The difference between the mean and median returns within each group for each span of years is usually very small. However, there is one exception: 1-year point growth for the high normalized P/E group.

The mean is 6.78%; the median is 3.21%. This wide disparity between the mean and median occurs only over a one-year period – by three years, the mean and median are more or less in agreement.

In these next two groups, the average P/E ratio is 12.73 for the low normalized P/E group and 15.07 for the high normalized P/E group. The difference in 15-year normalized P/E ratios is quite a bit larger – 10.80 for the low normalized P/E group and 17.31 for the high normalized P/E group.

If you group the three lowest normalized P/E years from each decade and the three highest normalized P/E years from each decade, this is what the subsequent compound point growth looks like:

1 Year

Low Normalized P/E Group: 6.95%

High Normalized P/E Group: 3.55%

3 Year

Low Normalized P/E Group: 8.89%

High Normalized P/E Group: 3.01%

5 Year

Low Normalized P/E Group: 9.64%

High Normalized P/E Group: 3.77%

10 Year

Low Normalized P/E Group: 9.24%

High Normalized P/E Group: 6.12%

15 Year

Low Normalized P/E Group: 8.69%

High Normalized P/E Group: 5.49%

20 Year

Low Normalized P/E Group: 8.70%

High Normalized P/E Group: 4.98%

25 Year

Low Normalized P/E Group: 7.38%

High Normalized P/E Group: 5.58%

30 Year

Low Normalized P/E Group: 5.98%

High Normalized P/E Group: 5.88%

The difference between the mean and median returns within each group for each span of years is usually very small.
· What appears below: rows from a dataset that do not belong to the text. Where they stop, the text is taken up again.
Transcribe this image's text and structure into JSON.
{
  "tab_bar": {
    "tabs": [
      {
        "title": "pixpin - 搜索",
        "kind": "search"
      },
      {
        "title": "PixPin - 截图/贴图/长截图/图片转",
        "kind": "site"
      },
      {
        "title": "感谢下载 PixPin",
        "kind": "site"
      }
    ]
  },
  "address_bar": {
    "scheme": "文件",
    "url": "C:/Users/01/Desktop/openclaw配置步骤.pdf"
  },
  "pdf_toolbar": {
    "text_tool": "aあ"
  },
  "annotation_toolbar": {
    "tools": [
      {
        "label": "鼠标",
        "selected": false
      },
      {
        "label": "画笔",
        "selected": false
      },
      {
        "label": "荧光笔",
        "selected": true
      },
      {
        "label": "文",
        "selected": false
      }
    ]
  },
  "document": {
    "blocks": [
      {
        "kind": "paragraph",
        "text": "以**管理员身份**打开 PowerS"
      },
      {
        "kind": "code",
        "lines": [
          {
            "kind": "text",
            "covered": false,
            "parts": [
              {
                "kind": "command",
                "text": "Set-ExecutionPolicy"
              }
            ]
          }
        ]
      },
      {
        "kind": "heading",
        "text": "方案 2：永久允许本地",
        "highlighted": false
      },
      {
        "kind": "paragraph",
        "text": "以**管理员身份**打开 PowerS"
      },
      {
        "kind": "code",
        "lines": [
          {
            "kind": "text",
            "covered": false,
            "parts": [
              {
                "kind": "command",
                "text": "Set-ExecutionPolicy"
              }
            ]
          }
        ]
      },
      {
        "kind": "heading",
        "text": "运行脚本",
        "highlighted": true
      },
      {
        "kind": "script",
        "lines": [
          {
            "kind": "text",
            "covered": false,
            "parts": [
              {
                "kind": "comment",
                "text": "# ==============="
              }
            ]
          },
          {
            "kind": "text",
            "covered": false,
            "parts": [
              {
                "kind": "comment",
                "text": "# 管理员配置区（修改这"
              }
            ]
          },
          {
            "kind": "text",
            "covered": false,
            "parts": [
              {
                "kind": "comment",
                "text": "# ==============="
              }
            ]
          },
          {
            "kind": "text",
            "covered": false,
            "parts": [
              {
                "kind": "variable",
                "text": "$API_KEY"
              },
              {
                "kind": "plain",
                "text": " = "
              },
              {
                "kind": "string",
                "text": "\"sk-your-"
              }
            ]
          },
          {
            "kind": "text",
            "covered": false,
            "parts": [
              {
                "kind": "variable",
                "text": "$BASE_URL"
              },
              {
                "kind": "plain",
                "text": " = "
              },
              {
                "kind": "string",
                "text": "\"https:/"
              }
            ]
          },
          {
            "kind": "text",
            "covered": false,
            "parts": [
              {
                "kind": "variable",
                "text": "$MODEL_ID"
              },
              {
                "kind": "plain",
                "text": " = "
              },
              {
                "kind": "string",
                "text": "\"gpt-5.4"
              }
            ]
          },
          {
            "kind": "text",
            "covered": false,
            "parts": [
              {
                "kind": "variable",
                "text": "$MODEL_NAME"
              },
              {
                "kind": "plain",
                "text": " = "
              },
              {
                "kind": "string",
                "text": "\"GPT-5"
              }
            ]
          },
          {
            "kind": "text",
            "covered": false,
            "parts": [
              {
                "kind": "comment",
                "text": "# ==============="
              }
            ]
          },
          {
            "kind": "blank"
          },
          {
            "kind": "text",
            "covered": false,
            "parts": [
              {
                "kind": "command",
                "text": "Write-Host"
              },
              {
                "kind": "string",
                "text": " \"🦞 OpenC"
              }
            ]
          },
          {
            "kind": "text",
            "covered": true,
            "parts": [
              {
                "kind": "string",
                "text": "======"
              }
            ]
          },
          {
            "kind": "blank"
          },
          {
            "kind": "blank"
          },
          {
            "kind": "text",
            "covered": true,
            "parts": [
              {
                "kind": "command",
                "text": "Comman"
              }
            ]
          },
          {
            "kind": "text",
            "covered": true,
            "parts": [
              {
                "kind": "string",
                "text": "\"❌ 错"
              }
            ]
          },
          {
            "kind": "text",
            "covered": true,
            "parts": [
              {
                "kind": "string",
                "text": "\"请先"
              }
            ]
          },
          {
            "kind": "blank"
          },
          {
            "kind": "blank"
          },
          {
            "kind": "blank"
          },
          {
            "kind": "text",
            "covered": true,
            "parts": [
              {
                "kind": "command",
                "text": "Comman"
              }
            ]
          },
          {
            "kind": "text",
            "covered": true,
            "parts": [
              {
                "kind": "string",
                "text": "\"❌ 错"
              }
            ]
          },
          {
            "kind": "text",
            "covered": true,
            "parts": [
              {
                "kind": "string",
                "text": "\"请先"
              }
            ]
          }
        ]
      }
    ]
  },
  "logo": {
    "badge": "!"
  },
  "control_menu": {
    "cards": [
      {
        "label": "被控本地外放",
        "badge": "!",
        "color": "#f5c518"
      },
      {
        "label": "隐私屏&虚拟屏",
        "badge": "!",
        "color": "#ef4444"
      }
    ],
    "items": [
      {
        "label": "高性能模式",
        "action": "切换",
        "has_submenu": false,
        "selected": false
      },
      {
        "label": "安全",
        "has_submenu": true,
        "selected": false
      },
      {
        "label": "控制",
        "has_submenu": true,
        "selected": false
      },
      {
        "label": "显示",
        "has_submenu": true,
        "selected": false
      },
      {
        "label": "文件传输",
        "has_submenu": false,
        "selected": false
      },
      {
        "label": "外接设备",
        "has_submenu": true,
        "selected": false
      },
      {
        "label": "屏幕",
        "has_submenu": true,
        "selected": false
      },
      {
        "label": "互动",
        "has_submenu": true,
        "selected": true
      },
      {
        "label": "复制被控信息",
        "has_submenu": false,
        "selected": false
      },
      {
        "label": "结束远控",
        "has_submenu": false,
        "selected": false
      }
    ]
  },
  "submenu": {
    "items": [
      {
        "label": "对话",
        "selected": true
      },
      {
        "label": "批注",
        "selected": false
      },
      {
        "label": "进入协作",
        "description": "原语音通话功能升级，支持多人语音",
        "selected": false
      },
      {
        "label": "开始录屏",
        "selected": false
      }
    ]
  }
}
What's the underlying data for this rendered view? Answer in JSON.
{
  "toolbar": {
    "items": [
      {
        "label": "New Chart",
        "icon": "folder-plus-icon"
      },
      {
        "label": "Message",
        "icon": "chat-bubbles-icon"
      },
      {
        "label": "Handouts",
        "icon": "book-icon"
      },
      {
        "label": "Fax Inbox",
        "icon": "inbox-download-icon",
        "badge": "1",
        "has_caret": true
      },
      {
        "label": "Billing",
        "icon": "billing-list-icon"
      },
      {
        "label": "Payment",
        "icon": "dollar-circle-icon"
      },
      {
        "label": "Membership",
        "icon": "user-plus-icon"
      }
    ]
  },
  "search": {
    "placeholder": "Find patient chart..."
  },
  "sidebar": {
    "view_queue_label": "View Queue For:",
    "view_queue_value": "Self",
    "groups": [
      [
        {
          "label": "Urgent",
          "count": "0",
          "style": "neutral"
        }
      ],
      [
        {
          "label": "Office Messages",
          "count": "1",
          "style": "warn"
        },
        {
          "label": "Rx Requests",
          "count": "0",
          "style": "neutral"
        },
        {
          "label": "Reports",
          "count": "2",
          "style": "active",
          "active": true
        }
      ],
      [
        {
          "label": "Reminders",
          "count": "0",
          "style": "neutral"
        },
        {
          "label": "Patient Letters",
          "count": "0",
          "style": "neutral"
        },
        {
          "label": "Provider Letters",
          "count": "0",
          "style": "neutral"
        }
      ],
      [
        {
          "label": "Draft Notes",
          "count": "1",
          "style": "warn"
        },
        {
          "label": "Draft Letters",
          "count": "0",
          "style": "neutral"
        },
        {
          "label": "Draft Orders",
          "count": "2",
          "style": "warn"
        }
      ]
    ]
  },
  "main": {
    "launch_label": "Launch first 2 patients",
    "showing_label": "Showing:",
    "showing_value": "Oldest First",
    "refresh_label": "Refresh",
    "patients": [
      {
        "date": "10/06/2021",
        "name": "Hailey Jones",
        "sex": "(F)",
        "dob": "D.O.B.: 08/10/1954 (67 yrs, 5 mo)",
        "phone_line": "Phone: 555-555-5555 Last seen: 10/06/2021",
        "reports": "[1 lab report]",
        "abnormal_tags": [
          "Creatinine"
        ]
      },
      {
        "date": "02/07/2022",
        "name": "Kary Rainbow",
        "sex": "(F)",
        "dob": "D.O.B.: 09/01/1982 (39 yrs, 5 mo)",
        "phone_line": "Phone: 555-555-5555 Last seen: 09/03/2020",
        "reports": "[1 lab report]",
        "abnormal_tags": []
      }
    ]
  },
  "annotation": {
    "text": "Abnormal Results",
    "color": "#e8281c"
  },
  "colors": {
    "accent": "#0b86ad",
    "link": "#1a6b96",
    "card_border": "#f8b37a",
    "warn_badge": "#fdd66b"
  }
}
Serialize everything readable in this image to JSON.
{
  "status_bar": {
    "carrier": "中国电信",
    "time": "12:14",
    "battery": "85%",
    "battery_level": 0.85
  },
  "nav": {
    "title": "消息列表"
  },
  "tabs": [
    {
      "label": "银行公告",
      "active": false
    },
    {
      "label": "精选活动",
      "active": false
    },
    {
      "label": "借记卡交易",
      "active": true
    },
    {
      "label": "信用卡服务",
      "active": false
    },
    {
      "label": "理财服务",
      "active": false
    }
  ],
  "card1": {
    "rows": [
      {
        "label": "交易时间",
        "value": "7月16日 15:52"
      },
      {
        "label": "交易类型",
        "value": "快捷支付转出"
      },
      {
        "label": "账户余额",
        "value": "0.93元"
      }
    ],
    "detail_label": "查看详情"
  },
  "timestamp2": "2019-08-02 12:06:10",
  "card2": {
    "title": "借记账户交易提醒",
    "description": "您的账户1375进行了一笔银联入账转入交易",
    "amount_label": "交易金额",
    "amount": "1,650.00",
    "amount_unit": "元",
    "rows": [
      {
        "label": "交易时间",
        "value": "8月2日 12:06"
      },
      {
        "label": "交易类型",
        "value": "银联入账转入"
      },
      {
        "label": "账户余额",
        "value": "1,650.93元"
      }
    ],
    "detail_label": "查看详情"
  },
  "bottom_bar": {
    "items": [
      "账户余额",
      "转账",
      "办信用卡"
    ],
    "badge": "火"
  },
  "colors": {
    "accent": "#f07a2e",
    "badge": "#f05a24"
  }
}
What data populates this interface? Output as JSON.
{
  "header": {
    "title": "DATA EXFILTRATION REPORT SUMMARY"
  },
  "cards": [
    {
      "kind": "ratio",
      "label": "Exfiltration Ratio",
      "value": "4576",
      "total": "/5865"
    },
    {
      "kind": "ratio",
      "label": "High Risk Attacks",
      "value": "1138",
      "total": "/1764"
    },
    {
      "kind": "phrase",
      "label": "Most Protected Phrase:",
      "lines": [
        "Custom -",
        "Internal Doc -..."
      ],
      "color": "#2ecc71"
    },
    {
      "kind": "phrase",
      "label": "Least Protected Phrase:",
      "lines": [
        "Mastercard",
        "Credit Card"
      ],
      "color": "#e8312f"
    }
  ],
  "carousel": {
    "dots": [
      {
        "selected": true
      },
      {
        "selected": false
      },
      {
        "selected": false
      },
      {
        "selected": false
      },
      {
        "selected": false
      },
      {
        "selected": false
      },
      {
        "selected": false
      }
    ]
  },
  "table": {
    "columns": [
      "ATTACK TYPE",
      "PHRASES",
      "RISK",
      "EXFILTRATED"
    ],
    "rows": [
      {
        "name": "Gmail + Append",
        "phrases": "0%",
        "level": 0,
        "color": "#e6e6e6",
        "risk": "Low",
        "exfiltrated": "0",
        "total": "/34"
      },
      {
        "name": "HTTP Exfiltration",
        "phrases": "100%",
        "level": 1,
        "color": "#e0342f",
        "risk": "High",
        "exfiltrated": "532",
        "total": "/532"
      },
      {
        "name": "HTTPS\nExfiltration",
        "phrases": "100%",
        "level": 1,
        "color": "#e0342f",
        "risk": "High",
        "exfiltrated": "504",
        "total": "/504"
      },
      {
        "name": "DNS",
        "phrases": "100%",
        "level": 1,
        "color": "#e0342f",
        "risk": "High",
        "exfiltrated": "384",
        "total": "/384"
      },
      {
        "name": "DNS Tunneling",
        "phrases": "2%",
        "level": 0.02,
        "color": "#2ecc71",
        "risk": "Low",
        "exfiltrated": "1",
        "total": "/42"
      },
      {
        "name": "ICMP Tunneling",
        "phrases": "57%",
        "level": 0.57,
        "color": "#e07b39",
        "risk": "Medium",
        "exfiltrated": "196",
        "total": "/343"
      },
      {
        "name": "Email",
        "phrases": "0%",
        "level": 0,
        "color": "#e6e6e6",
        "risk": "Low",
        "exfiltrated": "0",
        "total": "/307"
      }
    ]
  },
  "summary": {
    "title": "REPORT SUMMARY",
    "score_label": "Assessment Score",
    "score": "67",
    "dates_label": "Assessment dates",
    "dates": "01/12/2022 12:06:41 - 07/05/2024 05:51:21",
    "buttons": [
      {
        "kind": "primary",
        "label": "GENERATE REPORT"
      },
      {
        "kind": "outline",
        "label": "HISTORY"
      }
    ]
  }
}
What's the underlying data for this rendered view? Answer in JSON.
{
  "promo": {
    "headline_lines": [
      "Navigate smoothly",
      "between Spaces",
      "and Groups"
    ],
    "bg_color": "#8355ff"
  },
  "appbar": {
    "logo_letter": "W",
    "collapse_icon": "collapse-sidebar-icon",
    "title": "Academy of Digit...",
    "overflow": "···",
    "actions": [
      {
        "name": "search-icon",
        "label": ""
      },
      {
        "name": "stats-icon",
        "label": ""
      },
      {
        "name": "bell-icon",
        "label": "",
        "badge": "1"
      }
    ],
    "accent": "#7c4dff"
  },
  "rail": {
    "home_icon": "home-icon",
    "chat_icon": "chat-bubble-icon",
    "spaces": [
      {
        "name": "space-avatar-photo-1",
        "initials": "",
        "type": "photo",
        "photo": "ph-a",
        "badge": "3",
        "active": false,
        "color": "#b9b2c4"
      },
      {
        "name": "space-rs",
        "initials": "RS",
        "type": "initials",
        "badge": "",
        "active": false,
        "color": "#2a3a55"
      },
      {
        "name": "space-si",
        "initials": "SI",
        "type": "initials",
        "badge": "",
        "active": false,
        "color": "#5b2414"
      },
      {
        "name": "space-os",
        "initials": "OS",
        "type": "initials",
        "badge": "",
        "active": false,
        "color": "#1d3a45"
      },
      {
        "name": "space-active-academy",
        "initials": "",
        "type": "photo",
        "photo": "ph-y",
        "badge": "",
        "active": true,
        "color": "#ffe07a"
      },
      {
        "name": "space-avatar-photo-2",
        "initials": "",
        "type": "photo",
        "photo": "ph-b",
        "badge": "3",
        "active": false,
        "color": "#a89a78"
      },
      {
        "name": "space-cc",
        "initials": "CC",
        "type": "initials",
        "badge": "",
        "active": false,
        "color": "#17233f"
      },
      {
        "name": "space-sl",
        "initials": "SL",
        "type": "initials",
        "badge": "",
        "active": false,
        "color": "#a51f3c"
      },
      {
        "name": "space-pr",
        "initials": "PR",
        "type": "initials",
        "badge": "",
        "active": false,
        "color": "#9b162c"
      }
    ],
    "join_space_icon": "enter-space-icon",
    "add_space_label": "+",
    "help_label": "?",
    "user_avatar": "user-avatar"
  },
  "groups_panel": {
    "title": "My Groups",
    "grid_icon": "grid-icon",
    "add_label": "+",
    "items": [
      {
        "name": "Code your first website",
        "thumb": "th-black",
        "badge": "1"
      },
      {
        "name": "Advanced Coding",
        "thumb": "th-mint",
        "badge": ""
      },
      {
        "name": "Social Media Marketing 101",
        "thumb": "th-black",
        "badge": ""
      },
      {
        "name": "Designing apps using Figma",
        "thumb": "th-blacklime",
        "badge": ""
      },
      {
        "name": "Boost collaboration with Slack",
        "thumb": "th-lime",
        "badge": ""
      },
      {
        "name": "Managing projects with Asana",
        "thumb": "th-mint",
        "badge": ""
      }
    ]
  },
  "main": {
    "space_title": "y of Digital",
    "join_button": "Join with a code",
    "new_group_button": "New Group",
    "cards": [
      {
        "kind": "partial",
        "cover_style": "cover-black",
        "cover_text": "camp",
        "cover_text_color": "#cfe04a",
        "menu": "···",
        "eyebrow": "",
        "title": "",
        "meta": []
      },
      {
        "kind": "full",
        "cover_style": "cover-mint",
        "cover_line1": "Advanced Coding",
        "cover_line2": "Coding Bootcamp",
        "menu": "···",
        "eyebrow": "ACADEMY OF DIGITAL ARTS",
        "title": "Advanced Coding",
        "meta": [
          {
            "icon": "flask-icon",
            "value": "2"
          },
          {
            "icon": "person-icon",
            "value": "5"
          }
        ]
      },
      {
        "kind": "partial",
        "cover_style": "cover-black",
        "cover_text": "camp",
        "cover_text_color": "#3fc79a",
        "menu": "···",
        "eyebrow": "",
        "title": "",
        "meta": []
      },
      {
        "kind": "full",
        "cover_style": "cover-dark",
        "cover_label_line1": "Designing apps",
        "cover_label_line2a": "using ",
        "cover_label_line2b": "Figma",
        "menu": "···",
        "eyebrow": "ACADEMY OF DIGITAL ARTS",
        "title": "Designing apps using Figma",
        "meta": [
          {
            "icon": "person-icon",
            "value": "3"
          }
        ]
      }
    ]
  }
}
However, there is one exception: 1-year point growth for the high normalized P/E group.

The mean is 3.55%; the median is 1.84%. So, if we were comparing median point growth instead of mean point growth, the low normalized P/E group would outperform the high normalized P/E group by 7.10% vs. 1.84% instead of 6.95% vs. 3.55% over a one-year period.

I'm not saying that the median is a better measure than the mean; I'm just saying that considering the variability within the group, anyone making a bet on the direction of a high normalized P/E market over a one-year time span needs to know that the rather tame mean return for this group obscures the fact that unusually big up or down moves are actually quite common in such years.

Related Reading
A Look At 15-Yr. Normalized Dow P/E Ratios

A Look At Normalized P/E Ratios and the Election Cycle

A Second Look At Normalized P/E Ratios and the Election Cycle

On Normalized P/E Effects Over Time

Calculating Normalized P/E Ratios

The Difference Between Actual Earnings and Normalized Earnings

On Normalized Earnings Yields for the Dow, 1935-Present

On P/E Ratios in the 21st Century: Lower Your Expectations For Market Returns!

Source: On the Utility of P/E Ratios Going Back 70+ Years